And Walker has already been stained, even if only slightly thus far, by the first major outbreak stemming from the John Doe investigation commonly known as Walkergate.  And the longer Walker stalls the recall, the greater the odds that the next big shoe will drop from Walkergate.  And the odds are that each consecutive shoe dropping will be more damaging to Walker and his tattered reputation.

There are many Republicans that wouldn't want to relinquish their values, but also find themselves unable to vote for Walker.  There's been speculation that one such person who would meet this bill is former State Senator Ted Kanavas. Kanavas is an ultra-conservative who already has had aspirations to be governor. Interestingly, Kanavas, who had been toying with running for US Senate, suddenly chose to take a pass on that race.  He could meet the Republicans desire for the wing nut type of conservatives they've been choosing lately, but without the obvious stench of corruption that Walker exudes.
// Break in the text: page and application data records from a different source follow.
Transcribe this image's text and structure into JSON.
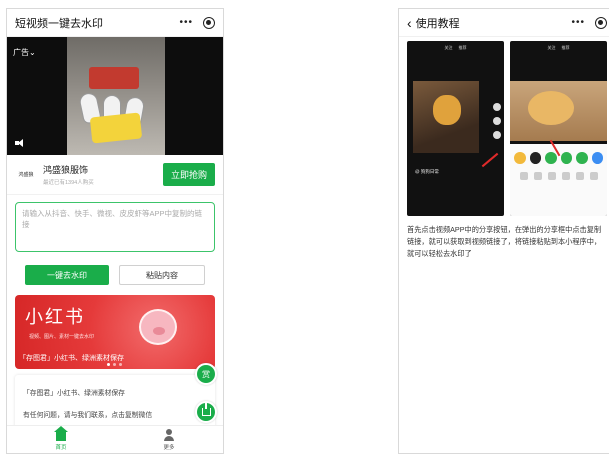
{
  "left": {
    "nav_title": "短视频一键去水印",
    "ad_tag": "广告⌄",
    "promo_sticker": "",
    "brand": {
      "logo_text": "鸿盛狼",
      "name": "鸿盛狼服饰",
      "sub": "最近已有1394人购买",
      "buy_label": "立即抢购"
    },
    "input_placeholder": "请输入从抖音、快手、微视、皮皮虾等APP中复制的链接",
    "btn_remove": "一键去水印",
    "btn_paste": "粘贴内容",
    "banner": {
      "title": "小红书",
      "small": "视频、图片、素材一键去水印",
      "sub": "「存图君」小红书、绿洲素材保存"
    },
    "cards": [
      "「存图君」小红书、绿洲素材保存",
      "有任何问题，请与我们联系，点击复制微信"
    ],
    "fab_label": "赏",
    "tabs": [
      {
        "label": "首页"
      },
      {
        "label": "更多"
      }
    ]
  },
  "right": {
    "nav_title": "使用教程",
    "shot1": {
      "tab_a": "关注",
      "tab_b": "推荐",
      "caption": "@ 狗狗日常"
    },
    "shot2": {
      "tab_a": "关注",
      "tab_b": "推荐"
    },
    "tutorial_text": "首先点击视频APP中的分享按钮，在弹出的分享框中点击复制链接，就可以获取到视频链接了，将链接粘贴到本小程序中，就可以轻松去水印了"
  },
  "colors": {
    "accent": "#1aad4a",
    "banner": "#e53a3a"
  }
}
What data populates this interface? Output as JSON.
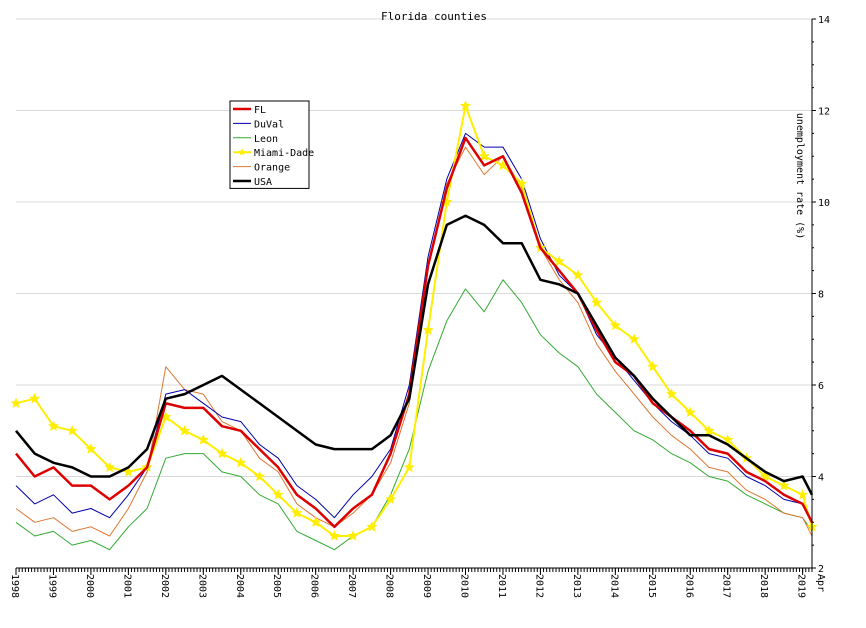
{
  "chart_data": {
    "type": "line",
    "title": "Florida counties",
    "xlabel": "",
    "ylabel": "unemployment rate (%)",
    "xlim": [
      "1998-01",
      "2019-04"
    ],
    "ylim": [
      2,
      14
    ],
    "y_ticks": [
      2,
      4,
      6,
      8,
      10,
      12,
      14
    ],
    "x_tick_labels": [
      "1998",
      "1999",
      "2000",
      "2001",
      "2002",
      "2003",
      "2004",
      "2005",
      "2006",
      "2007",
      "2008",
      "2009",
      "2010",
      "2011",
      "2012",
      "2013",
      "2014",
      "2015",
      "2016",
      "2017",
      "2018",
      "2019",
      "Apr"
    ],
    "x_tick_years": [
      1998,
      1999,
      2000,
      2001,
      2002,
      2003,
      2004,
      2005,
      2006,
      2007,
      2008,
      2009,
      2010,
      2011,
      2012,
      2013,
      2014,
      2015,
      2016,
      2017,
      2018,
      2019
    ],
    "last_tick_label": "Apr",
    "grid": true,
    "legend_position": "upper-left",
    "series": [
      {
        "name": "FL",
        "color": "#dd0000",
        "width": 2.5,
        "marker": "none",
        "x": [
          "1998-01",
          "1998-07",
          "1999-01",
          "1999-07",
          "2000-01",
          "2000-07",
          "2001-01",
          "2001-07",
          "2002-01",
          "2002-07",
          "2003-01",
          "2003-07",
          "2004-01",
          "2004-07",
          "2005-01",
          "2005-07",
          "2006-01",
          "2006-07",
          "2007-01",
          "2007-07",
          "2008-01",
          "2008-07",
          "2009-01",
          "2009-07",
          "2010-01",
          "2010-07",
          "2011-01",
          "2011-07",
          "2012-01",
          "2012-07",
          "2013-01",
          "2013-07",
          "2014-01",
          "2014-07",
          "2015-01",
          "2015-07",
          "2016-01",
          "2016-07",
          "2017-01",
          "2017-07",
          "2018-01",
          "2018-07",
          "2019-01",
          "2019-04"
        ],
        "y": [
          4.5,
          4.0,
          4.2,
          3.8,
          3.8,
          3.5,
          3.8,
          4.2,
          5.6,
          5.5,
          5.5,
          5.1,
          5.0,
          4.6,
          4.2,
          3.6,
          3.3,
          2.9,
          3.3,
          3.6,
          4.5,
          5.8,
          8.6,
          10.3,
          11.4,
          10.8,
          11.0,
          10.2,
          9.0,
          8.5,
          8.0,
          7.2,
          6.5,
          6.2,
          5.6,
          5.3,
          5.0,
          4.6,
          4.5,
          4.1,
          3.9,
          3.6,
          3.4,
          3.0
        ]
      },
      {
        "name": "DuVal",
        "color": "#0000aa",
        "width": 1,
        "marker": "none",
        "x": [
          "1998-01",
          "1998-07",
          "1999-01",
          "1999-07",
          "2000-01",
          "2000-07",
          "2001-01",
          "2001-07",
          "2002-01",
          "2002-07",
          "2003-01",
          "2003-07",
          "2004-01",
          "2004-07",
          "2005-01",
          "2005-07",
          "2006-01",
          "2006-07",
          "2007-01",
          "2007-07",
          "2008-01",
          "2008-07",
          "2009-01",
          "2009-07",
          "2010-01",
          "2010-07",
          "2011-01",
          "2011-07",
          "2012-01",
          "2012-07",
          "2013-01",
          "2013-07",
          "2014-01",
          "2014-07",
          "2015-01",
          "2015-07",
          "2016-01",
          "2016-07",
          "2017-01",
          "2017-07",
          "2018-01",
          "2018-07",
          "2019-01",
          "2019-04"
        ],
        "y": [
          3.8,
          3.4,
          3.6,
          3.2,
          3.3,
          3.1,
          3.6,
          4.2,
          5.8,
          5.9,
          5.6,
          5.3,
          5.2,
          4.7,
          4.4,
          3.8,
          3.5,
          3.1,
          3.6,
          4.0,
          4.6,
          6.0,
          8.8,
          10.5,
          11.5,
          11.2,
          11.2,
          10.5,
          9.2,
          8.4,
          8.0,
          7.1,
          6.6,
          6.1,
          5.6,
          5.2,
          4.9,
          4.5,
          4.4,
          4.0,
          3.8,
          3.5,
          3.4,
          3.0
        ]
      },
      {
        "name": "Leon",
        "color": "#33aa33",
        "width": 1,
        "marker": "none",
        "x": [
          "1998-01",
          "1998-07",
          "1999-01",
          "1999-07",
          "2000-01",
          "2000-07",
          "2001-01",
          "2001-07",
          "2002-01",
          "2002-07",
          "2003-01",
          "2003-07",
          "2004-01",
          "2004-07",
          "2005-01",
          "2005-07",
          "2006-01",
          "2006-07",
          "2007-01",
          "2007-07",
          "2008-01",
          "2008-07",
          "2009-01",
          "2009-07",
          "2010-01",
          "2010-07",
          "2011-01",
          "2011-07",
          "2012-01",
          "2012-07",
          "2013-01",
          "2013-07",
          "2014-01",
          "2014-07",
          "2015-01",
          "2015-07",
          "2016-01",
          "2016-07",
          "2017-01",
          "2017-07",
          "2018-01",
          "2018-07",
          "2019-01",
          "2019-04"
        ],
        "y": [
          3.0,
          2.7,
          2.8,
          2.5,
          2.6,
          2.4,
          2.9,
          3.3,
          4.4,
          4.5,
          4.5,
          4.1,
          4.0,
          3.6,
          3.4,
          2.8,
          2.6,
          2.4,
          2.7,
          2.9,
          3.6,
          4.6,
          6.3,
          7.4,
          8.1,
          7.6,
          8.3,
          7.8,
          7.1,
          6.7,
          6.4,
          5.8,
          5.4,
          5.0,
          4.8,
          4.5,
          4.3,
          4.0,
          3.9,
          3.6,
          3.4,
          3.2,
          3.1,
          2.8
        ]
      },
      {
        "name": "Miami-Dade",
        "color": "#ffee00",
        "width": 2,
        "marker": "star",
        "x": [
          "1998-01",
          "1998-07",
          "1999-01",
          "1999-07",
          "2000-01",
          "2000-07",
          "2001-01",
          "2001-07",
          "2002-01",
          "2002-07",
          "2003-01",
          "2003-07",
          "2004-01",
          "2004-07",
          "2005-01",
          "2005-07",
          "2006-01",
          "2006-07",
          "2007-01",
          "2007-07",
          "2008-01",
          "2008-07",
          "2009-01",
          "2009-07",
          "2010-01",
          "2010-07",
          "2011-01",
          "2011-07",
          "2012-01",
          "2012-07",
          "2013-01",
          "2013-07",
          "2014-01",
          "2014-07",
          "2015-01",
          "2015-07",
          "2016-01",
          "2016-07",
          "2017-01",
          "2017-07",
          "2018-01",
          "2018-07",
          "2019-01",
          "2019-04"
        ],
        "y": [
          5.6,
          5.7,
          5.1,
          5.0,
          4.6,
          4.2,
          4.1,
          4.2,
          5.3,
          5.0,
          4.8,
          4.5,
          4.3,
          4.0,
          3.6,
          3.2,
          3.0,
          2.7,
          2.7,
          2.9,
          3.5,
          4.2,
          7.2,
          10.0,
          12.1,
          11.0,
          10.8,
          10.4,
          9.0,
          8.7,
          8.4,
          7.8,
          7.3,
          7.0,
          6.4,
          5.8,
          5.4,
          5.0,
          4.8,
          4.4,
          4.0,
          3.8,
          3.6,
          2.9
        ]
      },
      {
        "name": "Orange",
        "color": "#dd7733",
        "width": 1,
        "marker": "none",
        "x": [
          "1998-01",
          "1998-07",
          "1999-01",
          "1999-07",
          "2000-01",
          "2000-07",
          "2001-01",
          "2001-07",
          "2002-01",
          "2002-07",
          "2003-01",
          "2003-07",
          "2004-01",
          "2004-07",
          "2005-01",
          "2005-07",
          "2006-01",
          "2006-07",
          "2007-01",
          "2007-07",
          "2008-01",
          "2008-07",
          "2009-01",
          "2009-07",
          "2010-01",
          "2010-07",
          "2011-01",
          "2011-07",
          "2012-01",
          "2012-07",
          "2013-01",
          "2013-07",
          "2014-01",
          "2014-07",
          "2015-01",
          "2015-07",
          "2016-01",
          "2016-07",
          "2017-01",
          "2017-07",
          "2018-01",
          "2018-07",
          "2019-01",
          "2019-04"
        ],
        "y": [
          3.3,
          3.0,
          3.1,
          2.8,
          2.9,
          2.7,
          3.3,
          4.1,
          6.4,
          5.9,
          5.8,
          5.2,
          5.0,
          4.4,
          4.1,
          3.4,
          3.1,
          2.9,
          3.2,
          3.6,
          4.3,
          5.6,
          8.6,
          10.4,
          11.2,
          10.6,
          11.0,
          10.3,
          9.0,
          8.3,
          7.8,
          6.9,
          6.3,
          5.8,
          5.3,
          4.9,
          4.6,
          4.2,
          4.1,
          3.7,
          3.5,
          3.2,
          3.1,
          2.7
        ]
      },
      {
        "name": "USA",
        "color": "#000000",
        "width": 2.5,
        "marker": "none",
        "x": [
          "1998-01",
          "1998-07",
          "1999-01",
          "1999-07",
          "2000-01",
          "2000-07",
          "2001-01",
          "2001-07",
          "2002-01",
          "2002-07",
          "2003-01",
          "2003-07",
          "2004-01",
          "2004-07",
          "2005-01",
          "2005-07",
          "2006-01",
          "2006-07",
          "2007-01",
          "2007-07",
          "2008-01",
          "2008-07",
          "2009-01",
          "2009-07",
          "2010-01",
          "2010-07",
          "2011-01",
          "2011-07",
          "2012-01",
          "2012-07",
          "2013-01",
          "2013-07",
          "2014-01",
          "2014-07",
          "2015-01",
          "2015-07",
          "2016-01",
          "2016-07",
          "2017-01",
          "2017-07",
          "2018-01",
          "2018-07",
          "2019-01",
          "2019-04"
        ],
        "y": [
          5.0,
          4.5,
          4.3,
          4.2,
          4.0,
          4.0,
          4.2,
          4.6,
          5.7,
          5.8,
          6.0,
          6.2,
          5.9,
          5.6,
          5.3,
          5.0,
          4.7,
          4.6,
          4.6,
          4.6,
          4.9,
          5.7,
          8.2,
          9.5,
          9.7,
          9.5,
          9.1,
          9.1,
          8.3,
          8.2,
          8.0,
          7.3,
          6.6,
          6.2,
          5.7,
          5.3,
          4.9,
          4.9,
          4.7,
          4.4,
          4.1,
          3.9,
          4.0,
          3.6
        ]
      }
    ]
  }
}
Another name that has been discussed is State Senator Dale Schultz. He is a moderate Republican and this would be a move Republicans could very well decide to take in order to win back some of the Republicans and Independents that Walker has driven away.  He also has the added attraction to being one of the few Republicans in the state to not always follow marching orders and to stand up against Walker and his agenda from time to time.

It will  be interesting to see just how strong of a hold Walker has on the Republican party and how far he has to go to maintain that hold.

Personally, I hope he is able to fend off any challengers from his own side and delays the recall as long as he can.  He's the best tool the Democrats have in regaining control of at least the Senate and the governor's mansion.  And if he strings this out long enough, there might even me a turnover in the Assembly as well.


  1. One name that popped into my head the other night - and it is probably a crazy idea - is Fred Risser.

    Yes, he's 84 years old. And he hasn't really had to run for re-election in forever. But every time I've seen him on TV in the last year, he seems sharp as ever.

    He has the same perceived negatives (by some) of being from Dane County and being one of "the 14" who went to Illinois. But his age and stature would likely inoculate his from much 'attack' on those counts.

    Anyway, a name to throw out there that isn't one of the same five names everyone else mentions...

  2. Unfortunately, the Assembly will never be reclaimed. Even if the redistricting is tossed - which, from an objective standpoint, isn't likely to happen - there are still too many districts that lean conservative. While I would of course love for us to capture the mansion and the state senate, our hands would still be tied. My worry is that we would never be able to live up to expectations. One can't simply roll back the clock on collective bargaining, for instance. I wish Act 10 hadn't been passed, but it was, and the fact of the matter is that it is now part of the budget process for all of the school districts. Rolling it back would cost more, though we don't want to admit that, and that would put a huge strain on districts and that may actually anger people more. That won't happen, though, and so we're in a bad spot. My worry is that expectations will be so high and actual reforms so minimal that Obama will end up losing Wisconsin in the fall. We may have been better off if we had focused on taking the senate and setting Walker up as being ineffective for the rest of his term then putting ourselves in a position where we can't do anything other than disappoint our base.

  3. Chris:  I understand you're thinking of the fallout in other state legislative races (i.e. bad for the GOP) when you say of Dale Schultz: "Personally, I hope he is able to fend off any challengers from his own side and delays the recall as long as he can."

    But please! For our frayed nerves! Just get Walker out FAST, with the whole first batch of recalls, and then keep going on the rest! Don't prolong the process!

  4. My point was simply that the longer they delay things, the more assured the results will be.